    I haven’t seen anything remotely “investigative” in local press in years. And this certainly ain’t it. The figures above show that the regional media aren’t doing much better.

    Apologies – I know I’m off topic and a bit harsh there, but it had to be said.

  • jon the raver

    Think there needs to be a reassment of newspapers and what service they provide.

    Newsrooms theses days are undermanned and when 300 words come through for a white space its easier to copy and paste than assign to an over worked journalist trying to track down the front page lead.

    Look at this weeks papers: Both the Tele and the News Letter led with the killer dentist – both very different but was there a real need as it had been covered in depth on the BBC and UTV ?

    The Irish News on the other hand covered the ridiculous spending of the health service.

    Papers need to re examine what they do and how they cover the day before’s news – the whole industry needs to change and provde worthwhile quality content that is very different to the rolling news TV and internet

  • jojo

    Local journalism is being slowly strangled by job losses.
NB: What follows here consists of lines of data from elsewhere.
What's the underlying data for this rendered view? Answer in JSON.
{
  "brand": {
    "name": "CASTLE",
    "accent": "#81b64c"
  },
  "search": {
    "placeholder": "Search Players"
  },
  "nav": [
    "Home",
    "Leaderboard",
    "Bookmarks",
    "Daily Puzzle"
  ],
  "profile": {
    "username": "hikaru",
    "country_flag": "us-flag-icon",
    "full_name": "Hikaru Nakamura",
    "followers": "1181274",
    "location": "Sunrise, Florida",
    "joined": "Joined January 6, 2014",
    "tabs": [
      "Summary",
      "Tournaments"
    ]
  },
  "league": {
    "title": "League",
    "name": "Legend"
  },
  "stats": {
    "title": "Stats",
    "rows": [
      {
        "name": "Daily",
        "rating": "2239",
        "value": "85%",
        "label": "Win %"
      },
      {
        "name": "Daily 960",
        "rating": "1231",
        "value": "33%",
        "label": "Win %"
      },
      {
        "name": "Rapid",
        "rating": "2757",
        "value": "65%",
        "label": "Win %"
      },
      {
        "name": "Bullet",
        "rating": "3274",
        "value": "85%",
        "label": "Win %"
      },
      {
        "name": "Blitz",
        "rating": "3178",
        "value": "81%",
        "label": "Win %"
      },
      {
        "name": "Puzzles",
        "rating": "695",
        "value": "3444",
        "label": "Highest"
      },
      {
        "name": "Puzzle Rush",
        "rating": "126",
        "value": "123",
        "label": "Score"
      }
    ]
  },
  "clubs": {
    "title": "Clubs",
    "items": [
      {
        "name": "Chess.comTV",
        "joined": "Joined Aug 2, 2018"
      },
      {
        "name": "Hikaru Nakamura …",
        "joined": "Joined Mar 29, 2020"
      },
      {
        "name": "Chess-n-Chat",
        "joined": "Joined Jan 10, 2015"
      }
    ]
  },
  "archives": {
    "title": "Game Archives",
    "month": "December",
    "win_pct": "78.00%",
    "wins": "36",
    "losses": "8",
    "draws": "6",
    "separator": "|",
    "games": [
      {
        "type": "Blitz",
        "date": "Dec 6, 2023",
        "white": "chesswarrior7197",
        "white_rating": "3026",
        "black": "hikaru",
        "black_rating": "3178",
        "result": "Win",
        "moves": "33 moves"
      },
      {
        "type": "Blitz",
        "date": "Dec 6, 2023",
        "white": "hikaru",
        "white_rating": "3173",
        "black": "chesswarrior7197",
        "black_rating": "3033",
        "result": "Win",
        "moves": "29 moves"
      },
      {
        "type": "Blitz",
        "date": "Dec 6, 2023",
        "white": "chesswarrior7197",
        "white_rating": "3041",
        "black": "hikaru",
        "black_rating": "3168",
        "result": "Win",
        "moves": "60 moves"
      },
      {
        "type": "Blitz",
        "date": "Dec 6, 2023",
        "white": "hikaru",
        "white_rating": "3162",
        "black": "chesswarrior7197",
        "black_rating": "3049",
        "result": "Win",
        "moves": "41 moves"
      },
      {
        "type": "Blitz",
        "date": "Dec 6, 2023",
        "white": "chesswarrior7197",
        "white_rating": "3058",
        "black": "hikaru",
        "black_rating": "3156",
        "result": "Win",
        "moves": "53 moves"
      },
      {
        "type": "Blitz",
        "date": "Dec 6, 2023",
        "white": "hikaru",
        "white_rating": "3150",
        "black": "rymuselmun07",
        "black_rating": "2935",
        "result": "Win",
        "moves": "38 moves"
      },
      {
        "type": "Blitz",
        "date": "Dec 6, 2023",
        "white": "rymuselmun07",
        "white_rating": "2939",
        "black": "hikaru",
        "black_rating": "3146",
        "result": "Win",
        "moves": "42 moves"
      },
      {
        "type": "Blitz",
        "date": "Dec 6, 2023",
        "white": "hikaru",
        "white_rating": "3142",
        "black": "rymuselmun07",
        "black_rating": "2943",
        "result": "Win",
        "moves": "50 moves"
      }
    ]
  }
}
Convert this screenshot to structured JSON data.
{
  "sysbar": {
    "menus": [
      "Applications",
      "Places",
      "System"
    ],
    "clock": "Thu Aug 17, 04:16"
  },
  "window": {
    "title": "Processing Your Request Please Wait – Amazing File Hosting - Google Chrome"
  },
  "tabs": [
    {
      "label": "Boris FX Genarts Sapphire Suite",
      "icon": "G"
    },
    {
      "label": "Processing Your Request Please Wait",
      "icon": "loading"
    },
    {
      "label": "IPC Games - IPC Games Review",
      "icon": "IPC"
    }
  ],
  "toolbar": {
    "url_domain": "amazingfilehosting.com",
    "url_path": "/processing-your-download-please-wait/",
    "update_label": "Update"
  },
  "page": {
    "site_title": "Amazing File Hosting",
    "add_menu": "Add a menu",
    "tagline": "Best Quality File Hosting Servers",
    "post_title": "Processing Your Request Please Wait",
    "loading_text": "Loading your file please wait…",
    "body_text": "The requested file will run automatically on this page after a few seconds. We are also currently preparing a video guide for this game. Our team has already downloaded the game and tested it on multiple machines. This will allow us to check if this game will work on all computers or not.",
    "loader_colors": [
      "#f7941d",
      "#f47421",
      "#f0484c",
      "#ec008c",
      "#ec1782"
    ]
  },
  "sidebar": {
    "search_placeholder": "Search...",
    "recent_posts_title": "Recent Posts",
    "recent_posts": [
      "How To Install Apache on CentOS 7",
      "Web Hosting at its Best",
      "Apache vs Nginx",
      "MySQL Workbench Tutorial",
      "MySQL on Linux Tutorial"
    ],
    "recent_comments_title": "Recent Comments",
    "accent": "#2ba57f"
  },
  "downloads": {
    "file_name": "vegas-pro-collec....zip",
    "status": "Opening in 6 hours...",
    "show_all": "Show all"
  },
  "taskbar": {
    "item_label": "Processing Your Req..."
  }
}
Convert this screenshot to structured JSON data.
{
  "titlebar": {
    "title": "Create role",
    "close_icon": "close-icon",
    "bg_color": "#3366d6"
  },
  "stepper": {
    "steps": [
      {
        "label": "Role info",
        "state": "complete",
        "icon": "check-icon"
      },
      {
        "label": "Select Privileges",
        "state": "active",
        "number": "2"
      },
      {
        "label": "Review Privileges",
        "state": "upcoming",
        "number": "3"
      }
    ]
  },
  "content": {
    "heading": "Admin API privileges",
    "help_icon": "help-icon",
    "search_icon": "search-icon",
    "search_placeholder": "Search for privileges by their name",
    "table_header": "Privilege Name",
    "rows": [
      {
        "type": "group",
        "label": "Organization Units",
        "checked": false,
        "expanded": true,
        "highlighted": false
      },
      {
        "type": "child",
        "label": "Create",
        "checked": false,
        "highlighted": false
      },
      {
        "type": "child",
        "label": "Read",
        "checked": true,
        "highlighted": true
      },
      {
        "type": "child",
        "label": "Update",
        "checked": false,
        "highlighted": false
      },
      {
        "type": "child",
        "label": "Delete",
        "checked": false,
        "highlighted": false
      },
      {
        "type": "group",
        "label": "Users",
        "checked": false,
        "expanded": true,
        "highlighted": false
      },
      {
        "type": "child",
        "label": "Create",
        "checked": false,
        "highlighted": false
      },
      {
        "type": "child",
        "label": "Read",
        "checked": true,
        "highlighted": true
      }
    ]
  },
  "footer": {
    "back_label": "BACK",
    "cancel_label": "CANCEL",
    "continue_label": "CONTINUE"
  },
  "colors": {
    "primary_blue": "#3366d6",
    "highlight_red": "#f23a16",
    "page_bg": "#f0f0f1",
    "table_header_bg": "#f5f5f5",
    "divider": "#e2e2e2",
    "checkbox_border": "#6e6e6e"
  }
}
Take Johnston Press for example. Even before Atex, which could kill local investigative journalism stone dead, there were no subs in Morton Newspaper titles. Now very small and over-worked teams of journalists are putting barcodes on papers, attaching pictures to stories, and moving photographs from a media grid storage system to the Atex one that allows the pictures to go onto the page. Count the spelling mistakes in these papers. There’s no pride in them anymore, they are vehicles for getting advertising as far as I can see.

  • Munsterview

    More or less on the same tack. I get a few good daily news, financial and scientific digests and follow any stories that appeal on the net with my own research. The Irish times for all it’s faults is still the best of a poor lot of dailys on this Island.